“The holidays are a wonderfrul time for most, but a criminal act can put a damper on the fun,” said Kery German, Palmdale Crime Prevention Officer. “It is important to know how to protect yourself, and this presentation will give you helpful hints so you are not a ‘soft target’ for holiday criminals.” German wants residents to know basic safety techniques in various holiday situations such as shopping, home security, protecting personal information on credit cards and while shopping online, holiday traveling and more. For instance, when shopping, don’t place items in the vehicle in plain view. Lock them in the trunk as you purchases them. Better yet, bring them out all at once if practical. Also, park in a well-lighted area and, again if practical, bring along a shopping partner. Once the gifts are at home, avoid advertising on the curbside what you’ve just purchased/received. Criminals lurk in neighborhoods a day or so after Christmas Day simply to see “what’s new” inside the house. Finally, don’t drink and drive. The holiday season is one of the busiest–and often most tragic–periods for law enforcement and motorists.

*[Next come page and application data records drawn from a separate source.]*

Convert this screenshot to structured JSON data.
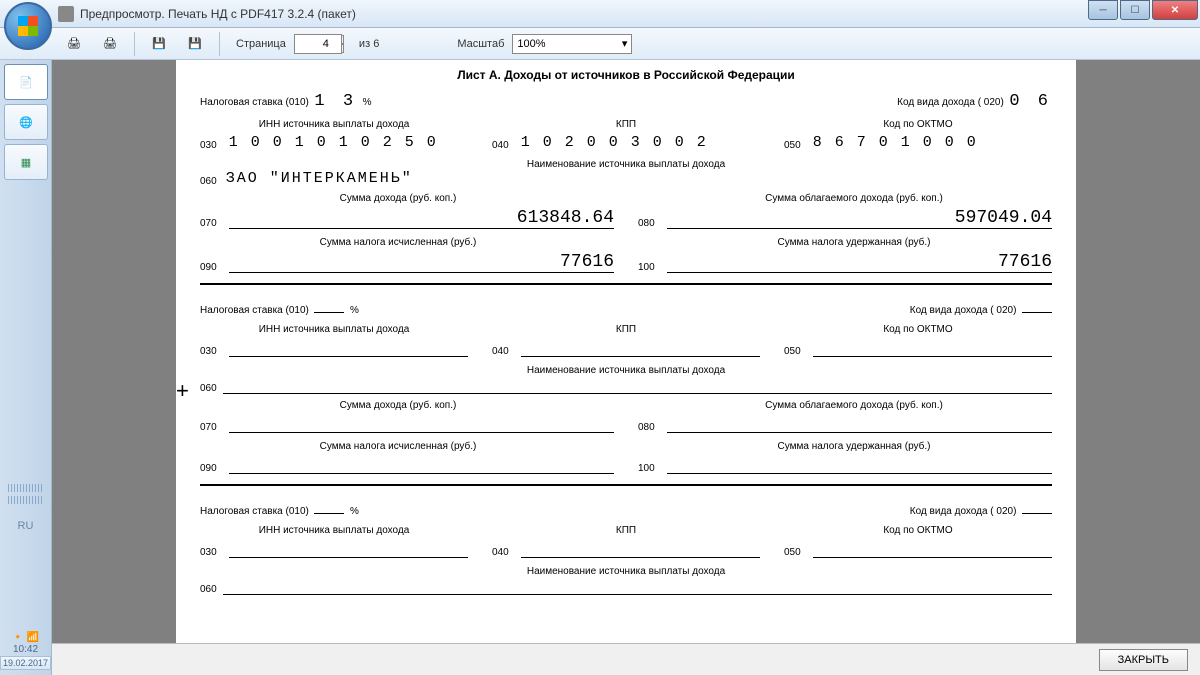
{
  "window": {
    "title": "Предпросмотр. Печать НД с PDF417 3.2.4 (пакет)"
  },
  "toolbar": {
    "page_label": "Страница",
    "page_value": "4",
    "of_label": "из",
    "total_pages": "6",
    "zoom_label": "Масштаб",
    "zoom_value": "100%"
  },
  "form": {
    "title": "Лист А. Доходы от источников в Российской Федерации",
    "rate_label": "Налоговая ставка (010)",
    "rate_pct": "%",
    "kind_label": "Код вида дохода ( 020)",
    "inn_hdr": "ИНН источника выплаты дохода",
    "kpp_hdr": "КПП",
    "oktmo_hdr": "Код по ОКТМО",
    "name_hdr": "Наименование источника выплаты дохода",
    "sum_income_hdr": "Сумма дохода (руб. коп.)",
    "sum_taxable_hdr": "Сумма облагаемого дохода (руб. коп.)",
    "sum_tax_calc_hdr": "Сумма налога исчисленная (руб.)",
    "sum_tax_held_hdr": "Сумма налога удержанная (руб.)",
    "codes": {
      "c030": "030",
      "c040": "040",
      "c050": "050",
      "c060": "060",
      "c070": "070",
      "c080": "080",
      "c090": "090",
      "c100": "100"
    },
    "section1": {
      "rate": "1 3",
      "kind": "0 6",
      "inn": "1 0 0 1 0 1 0 2 5 0",
      "kpp": "1 0 2 0 0 3 0 0 2",
      "oktmo": "8 6 7 0 1 0 0 0",
      "name": "ЗАО \"ИНТЕРКАМЕНЬ\"",
      "sum_income": "613848.64",
      "sum_taxable": "597049.04",
      "tax_calc": "77616",
      "tax_held": "77616"
    }
  },
  "footer": {
    "close": "ЗАКРЫТЬ"
  },
  "tray": {
    "lang": "RU",
    "time": "10:42",
    "date": "19.02.2017"
  }
}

The term “Black Friday” is said to have originated about 50 years ago in Philadelphia, Pa. Traffic officers there coined the phrase because of the extra heavy downtown traffic on Fridays after Thanksgiving Day. Retailers said the term referred to their chance to turn a profit at year’s end. For many years, it was common for retailers nationwide to open at 6 a.m. on Friday, but in the late 2000s, some stores began to open as early as 4 a.m. and 5 a.m. In 2011, Target, Kohl’s, Macy’s and Best Buy announced they would present their sale prices at midnight to lure in bargain hunters. Most Wal-Mart franchises in 2012 announced they would open at 8 p.m. Thanksgiving Day, and that’s where consumers choices are today.

Black Friday marks the unofficial start of the Christmas shopping season, though millions of persons will procrastinate until Christmas Eve. Of course, the annual rush on department stores has not come without controversy. In 2011, a woman at a Porter Ranch Wal-Mart used pepper spray on fellow shoppers, causing minor injuries on at least 10 persons. Store clerks had brought out a crate of discounted XBox 360 video consoles and a crowd naturally formed. The woman began spraying people “in order to get an advantage,” according to responding Los Angeles County Sheriff’s deputies. The plan briefly worked as the woman calmly walked to the checkout line and paid for her item. Onlookers quickly identified the woman to deputies and she was taken into custody and charged with assault.